Problem details:
How many of the lines below contain "glyph"? Reply with only that figure.

Provided data:

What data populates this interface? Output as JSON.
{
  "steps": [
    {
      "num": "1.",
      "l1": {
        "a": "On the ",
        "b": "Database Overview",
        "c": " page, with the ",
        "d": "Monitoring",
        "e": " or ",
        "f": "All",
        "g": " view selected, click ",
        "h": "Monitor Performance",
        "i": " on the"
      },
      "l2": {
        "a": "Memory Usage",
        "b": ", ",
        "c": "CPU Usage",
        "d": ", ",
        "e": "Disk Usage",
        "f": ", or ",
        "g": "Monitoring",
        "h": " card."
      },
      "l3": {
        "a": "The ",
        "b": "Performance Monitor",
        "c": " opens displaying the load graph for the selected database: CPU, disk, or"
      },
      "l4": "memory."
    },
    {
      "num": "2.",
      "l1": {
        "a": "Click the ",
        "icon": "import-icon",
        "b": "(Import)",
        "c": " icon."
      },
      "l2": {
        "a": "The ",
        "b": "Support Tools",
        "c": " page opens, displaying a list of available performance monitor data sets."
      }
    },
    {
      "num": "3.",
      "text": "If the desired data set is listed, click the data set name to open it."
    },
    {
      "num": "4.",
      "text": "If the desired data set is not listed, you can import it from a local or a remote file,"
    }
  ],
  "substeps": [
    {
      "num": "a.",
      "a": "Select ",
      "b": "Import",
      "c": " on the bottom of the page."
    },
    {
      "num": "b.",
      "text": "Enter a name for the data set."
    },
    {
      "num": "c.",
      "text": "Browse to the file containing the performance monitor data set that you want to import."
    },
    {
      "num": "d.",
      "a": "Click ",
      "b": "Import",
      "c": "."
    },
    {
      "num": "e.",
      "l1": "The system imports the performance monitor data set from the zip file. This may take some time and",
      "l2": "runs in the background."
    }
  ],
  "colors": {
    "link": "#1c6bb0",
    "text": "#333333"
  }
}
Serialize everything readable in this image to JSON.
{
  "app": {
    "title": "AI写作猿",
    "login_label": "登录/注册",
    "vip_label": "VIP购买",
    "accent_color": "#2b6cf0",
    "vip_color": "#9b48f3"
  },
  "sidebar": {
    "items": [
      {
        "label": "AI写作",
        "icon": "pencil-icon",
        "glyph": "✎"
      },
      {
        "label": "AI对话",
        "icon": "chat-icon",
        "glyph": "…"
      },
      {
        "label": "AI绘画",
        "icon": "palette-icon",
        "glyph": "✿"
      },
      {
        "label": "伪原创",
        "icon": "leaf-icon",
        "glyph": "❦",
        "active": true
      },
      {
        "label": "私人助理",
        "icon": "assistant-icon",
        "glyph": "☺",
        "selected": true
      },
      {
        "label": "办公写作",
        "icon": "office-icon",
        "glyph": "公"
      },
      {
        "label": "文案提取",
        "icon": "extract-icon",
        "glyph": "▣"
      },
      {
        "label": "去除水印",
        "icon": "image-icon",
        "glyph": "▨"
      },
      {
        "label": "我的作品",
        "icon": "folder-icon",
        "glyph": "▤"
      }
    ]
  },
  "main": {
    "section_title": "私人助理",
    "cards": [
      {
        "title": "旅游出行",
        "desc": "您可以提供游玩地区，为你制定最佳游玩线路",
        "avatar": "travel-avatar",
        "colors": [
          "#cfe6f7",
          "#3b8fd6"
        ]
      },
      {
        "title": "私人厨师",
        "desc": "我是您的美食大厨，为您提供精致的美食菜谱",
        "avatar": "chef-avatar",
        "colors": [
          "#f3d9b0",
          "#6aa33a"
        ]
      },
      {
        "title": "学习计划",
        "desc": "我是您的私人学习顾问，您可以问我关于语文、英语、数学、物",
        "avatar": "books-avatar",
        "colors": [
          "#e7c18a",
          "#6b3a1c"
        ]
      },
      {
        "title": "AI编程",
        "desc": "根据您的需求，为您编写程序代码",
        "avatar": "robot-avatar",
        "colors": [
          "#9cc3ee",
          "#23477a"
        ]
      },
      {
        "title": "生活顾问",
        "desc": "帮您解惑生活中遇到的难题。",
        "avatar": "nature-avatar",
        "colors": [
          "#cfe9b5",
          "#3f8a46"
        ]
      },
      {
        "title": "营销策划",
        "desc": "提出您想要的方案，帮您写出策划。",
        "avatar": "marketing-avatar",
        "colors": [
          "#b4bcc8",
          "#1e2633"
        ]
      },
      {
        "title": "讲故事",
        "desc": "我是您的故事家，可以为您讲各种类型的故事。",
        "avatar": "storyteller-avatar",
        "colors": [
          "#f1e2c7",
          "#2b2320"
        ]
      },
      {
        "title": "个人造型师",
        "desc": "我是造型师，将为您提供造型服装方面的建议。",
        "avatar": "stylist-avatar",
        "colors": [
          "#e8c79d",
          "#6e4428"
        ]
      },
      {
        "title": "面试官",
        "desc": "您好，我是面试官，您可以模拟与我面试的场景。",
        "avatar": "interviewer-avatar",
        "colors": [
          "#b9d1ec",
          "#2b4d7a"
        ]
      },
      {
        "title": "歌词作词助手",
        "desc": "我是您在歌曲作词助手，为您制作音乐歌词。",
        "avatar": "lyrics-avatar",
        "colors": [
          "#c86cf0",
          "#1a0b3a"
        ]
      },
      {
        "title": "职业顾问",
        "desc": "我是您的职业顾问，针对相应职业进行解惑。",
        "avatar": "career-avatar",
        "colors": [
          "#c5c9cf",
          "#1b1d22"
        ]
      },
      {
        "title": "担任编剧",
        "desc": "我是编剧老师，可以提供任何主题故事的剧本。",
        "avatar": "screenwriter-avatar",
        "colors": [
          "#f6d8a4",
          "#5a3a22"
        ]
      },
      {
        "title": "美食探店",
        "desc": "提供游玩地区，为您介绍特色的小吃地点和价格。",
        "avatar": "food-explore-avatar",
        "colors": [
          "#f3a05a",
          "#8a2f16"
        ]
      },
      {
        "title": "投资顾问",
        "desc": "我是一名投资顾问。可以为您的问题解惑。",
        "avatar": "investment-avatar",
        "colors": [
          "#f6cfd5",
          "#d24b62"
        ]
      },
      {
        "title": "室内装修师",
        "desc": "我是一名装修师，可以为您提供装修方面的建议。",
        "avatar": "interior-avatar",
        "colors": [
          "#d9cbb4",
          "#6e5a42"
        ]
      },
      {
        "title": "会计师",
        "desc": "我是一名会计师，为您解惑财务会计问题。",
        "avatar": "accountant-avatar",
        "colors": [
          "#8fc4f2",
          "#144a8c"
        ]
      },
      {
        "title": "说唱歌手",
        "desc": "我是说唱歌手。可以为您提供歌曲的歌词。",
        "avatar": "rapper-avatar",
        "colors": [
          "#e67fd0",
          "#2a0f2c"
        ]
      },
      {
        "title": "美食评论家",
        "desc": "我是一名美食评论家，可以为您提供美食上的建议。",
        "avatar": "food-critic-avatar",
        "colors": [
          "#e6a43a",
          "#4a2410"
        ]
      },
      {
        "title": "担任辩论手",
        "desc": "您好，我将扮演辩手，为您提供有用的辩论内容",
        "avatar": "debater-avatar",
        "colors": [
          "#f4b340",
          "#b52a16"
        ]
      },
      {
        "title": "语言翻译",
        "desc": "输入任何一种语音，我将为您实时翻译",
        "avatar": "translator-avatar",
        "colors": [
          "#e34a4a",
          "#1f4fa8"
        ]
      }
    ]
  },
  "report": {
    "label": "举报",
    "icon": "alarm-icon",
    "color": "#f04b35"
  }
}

Output of the task:
9